Mountain lion lounging in a cottonwood tree during the heat of the day.

Developers often pick an algorithm for its speed, but sometimes it makes more sense to dynamically pick an algorithm based upon the resources available at a particular moment. For example– the “Update All” feature for installing available updates for applications on Android Lollipop devices. “Update All” will download and unpack available updates one after the other, without waiting for the first update it unpacked to be installed. This parallel work queue approach makes sense from a time-saving perspective . . . until you try doing it on a phone with only 400-500 MB of storage space.

When storage space is limited, the processes of downloading the next update and unpacking the last downloaded update rapidly fill up the storage, usually faster than the installing process can use and dispatch the files. Suddenly, you have multiple update error messages in your notifications due to “insufficient space.”

Now, our annoyed Android user has a choice:

  1. Clear their cached data in “Settings -> Storage” and hope this frees up enough space for the “Update All” feature to work properly.
  2. Update each Android app one at a time.

But what if the “Update All” process checked the available storage space before it started downloading updates, and based upon a particular threshold, decided between downloading all the available updates in rapid succession or downloading the first available update and waiting for it to be updated and purged before proceeding with the next download?

The idea of a “situationally aware algorithm” is not new. We can dynamically apply different sorting algorithms to data by determining the size of the dataset beforehand. We can determine how much free space remains in storage on an Android device by using the getFreeSpace() method. We have the means to inspect the resources available to us before we decide to tackle a particular problem, and yet more often than not we plunge ahead with a predetermined “one size fits all” approach.

I blame satisficing. I’m also guilty of it.

When I walk in the woods in my neighborhood, I never look up to see if a mountain lion might be perched on a limb I’m about to pass under. Mountain lions are a non-issue for me, and walking beneath tree branches is an experience which I take for granted will be uneventful.

Until, of course, it isn’t. 😉

Similarly, if we apply an algorithm for sorting large datasets to a smaller dataset, it will still give you results. It’s only when we come across a dataset which completely breaks the algorithm and get no results back (e.g. the dataset is so large it consumes all available RAM) we begin to question if the currently implemented approach to the problem is the correct one.

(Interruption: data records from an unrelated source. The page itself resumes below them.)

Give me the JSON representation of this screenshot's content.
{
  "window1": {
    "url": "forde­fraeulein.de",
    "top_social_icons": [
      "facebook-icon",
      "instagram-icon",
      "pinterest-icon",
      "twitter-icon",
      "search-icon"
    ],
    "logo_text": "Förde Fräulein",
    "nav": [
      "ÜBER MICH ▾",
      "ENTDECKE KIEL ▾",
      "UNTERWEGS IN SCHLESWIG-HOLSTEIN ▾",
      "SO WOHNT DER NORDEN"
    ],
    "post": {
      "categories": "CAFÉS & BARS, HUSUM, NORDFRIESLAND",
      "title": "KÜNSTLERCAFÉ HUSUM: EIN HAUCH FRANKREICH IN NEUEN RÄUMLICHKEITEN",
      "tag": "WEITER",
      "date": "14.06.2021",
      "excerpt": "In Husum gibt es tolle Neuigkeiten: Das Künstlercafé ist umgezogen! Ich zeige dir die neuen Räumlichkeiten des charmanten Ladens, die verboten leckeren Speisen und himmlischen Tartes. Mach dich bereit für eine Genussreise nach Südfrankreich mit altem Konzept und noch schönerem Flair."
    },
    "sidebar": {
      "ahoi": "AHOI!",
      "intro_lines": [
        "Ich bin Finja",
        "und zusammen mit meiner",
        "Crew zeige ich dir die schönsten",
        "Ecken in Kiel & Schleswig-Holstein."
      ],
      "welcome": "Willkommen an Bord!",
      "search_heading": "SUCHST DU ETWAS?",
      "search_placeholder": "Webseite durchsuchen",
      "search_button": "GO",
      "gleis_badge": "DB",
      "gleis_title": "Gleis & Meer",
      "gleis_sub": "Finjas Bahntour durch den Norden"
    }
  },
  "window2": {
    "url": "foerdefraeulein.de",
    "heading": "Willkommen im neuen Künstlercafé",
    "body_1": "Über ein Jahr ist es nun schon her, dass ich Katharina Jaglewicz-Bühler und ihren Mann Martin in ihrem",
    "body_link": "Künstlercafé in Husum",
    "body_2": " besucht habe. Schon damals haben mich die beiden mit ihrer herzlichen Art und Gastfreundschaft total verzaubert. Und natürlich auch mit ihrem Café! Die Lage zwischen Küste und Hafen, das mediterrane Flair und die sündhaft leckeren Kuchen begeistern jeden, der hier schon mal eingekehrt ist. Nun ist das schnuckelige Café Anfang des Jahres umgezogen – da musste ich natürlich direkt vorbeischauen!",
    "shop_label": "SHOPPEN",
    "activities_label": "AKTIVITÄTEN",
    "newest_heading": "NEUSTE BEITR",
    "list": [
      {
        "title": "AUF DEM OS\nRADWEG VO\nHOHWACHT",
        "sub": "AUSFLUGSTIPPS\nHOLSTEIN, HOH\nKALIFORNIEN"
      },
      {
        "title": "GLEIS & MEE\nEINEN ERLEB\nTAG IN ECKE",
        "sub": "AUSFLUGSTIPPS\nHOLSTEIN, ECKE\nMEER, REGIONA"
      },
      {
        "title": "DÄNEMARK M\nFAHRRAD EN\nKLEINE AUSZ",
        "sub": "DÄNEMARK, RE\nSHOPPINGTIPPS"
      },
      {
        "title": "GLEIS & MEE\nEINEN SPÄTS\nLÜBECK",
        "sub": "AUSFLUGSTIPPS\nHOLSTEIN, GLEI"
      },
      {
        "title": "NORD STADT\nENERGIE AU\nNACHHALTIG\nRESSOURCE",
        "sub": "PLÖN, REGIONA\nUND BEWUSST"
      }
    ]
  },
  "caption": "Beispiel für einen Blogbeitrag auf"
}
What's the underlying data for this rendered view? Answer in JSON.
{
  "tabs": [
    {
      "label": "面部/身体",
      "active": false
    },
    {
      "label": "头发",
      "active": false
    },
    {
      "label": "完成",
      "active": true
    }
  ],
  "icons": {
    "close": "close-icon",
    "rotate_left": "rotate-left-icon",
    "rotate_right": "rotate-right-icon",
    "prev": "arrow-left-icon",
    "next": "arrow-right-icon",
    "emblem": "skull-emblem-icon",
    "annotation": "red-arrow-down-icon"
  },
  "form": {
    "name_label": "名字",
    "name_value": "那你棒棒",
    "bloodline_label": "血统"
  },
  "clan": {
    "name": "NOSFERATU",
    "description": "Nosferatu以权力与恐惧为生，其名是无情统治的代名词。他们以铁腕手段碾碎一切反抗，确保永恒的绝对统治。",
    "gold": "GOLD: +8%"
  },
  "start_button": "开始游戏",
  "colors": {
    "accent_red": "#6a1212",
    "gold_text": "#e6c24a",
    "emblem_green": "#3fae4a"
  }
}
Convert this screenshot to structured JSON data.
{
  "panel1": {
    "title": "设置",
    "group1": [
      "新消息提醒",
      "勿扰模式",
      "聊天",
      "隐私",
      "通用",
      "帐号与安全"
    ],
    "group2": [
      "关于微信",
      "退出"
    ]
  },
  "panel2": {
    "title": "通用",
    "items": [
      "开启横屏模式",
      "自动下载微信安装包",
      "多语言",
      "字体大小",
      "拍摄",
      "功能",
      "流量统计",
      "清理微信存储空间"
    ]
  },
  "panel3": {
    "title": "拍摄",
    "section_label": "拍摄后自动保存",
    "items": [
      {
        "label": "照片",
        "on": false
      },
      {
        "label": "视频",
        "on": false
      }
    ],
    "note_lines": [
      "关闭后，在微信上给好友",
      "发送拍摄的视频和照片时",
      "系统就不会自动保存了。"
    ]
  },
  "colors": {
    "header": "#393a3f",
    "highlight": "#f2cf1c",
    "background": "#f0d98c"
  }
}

On the bright side, I think the adoption of practices like User Stories and Test Driven Development– particularly in team approaches where the stories, tests and code are written by different people– is gradually pushing development beyond the satisficing “just make it work” mentality into a more nuanced, situationally aware paradigm.

In the meantime, the best we can do is keep learning our craft, be patient with the status quo, and . . . start checking tree branches for mountain lions before we walk under them.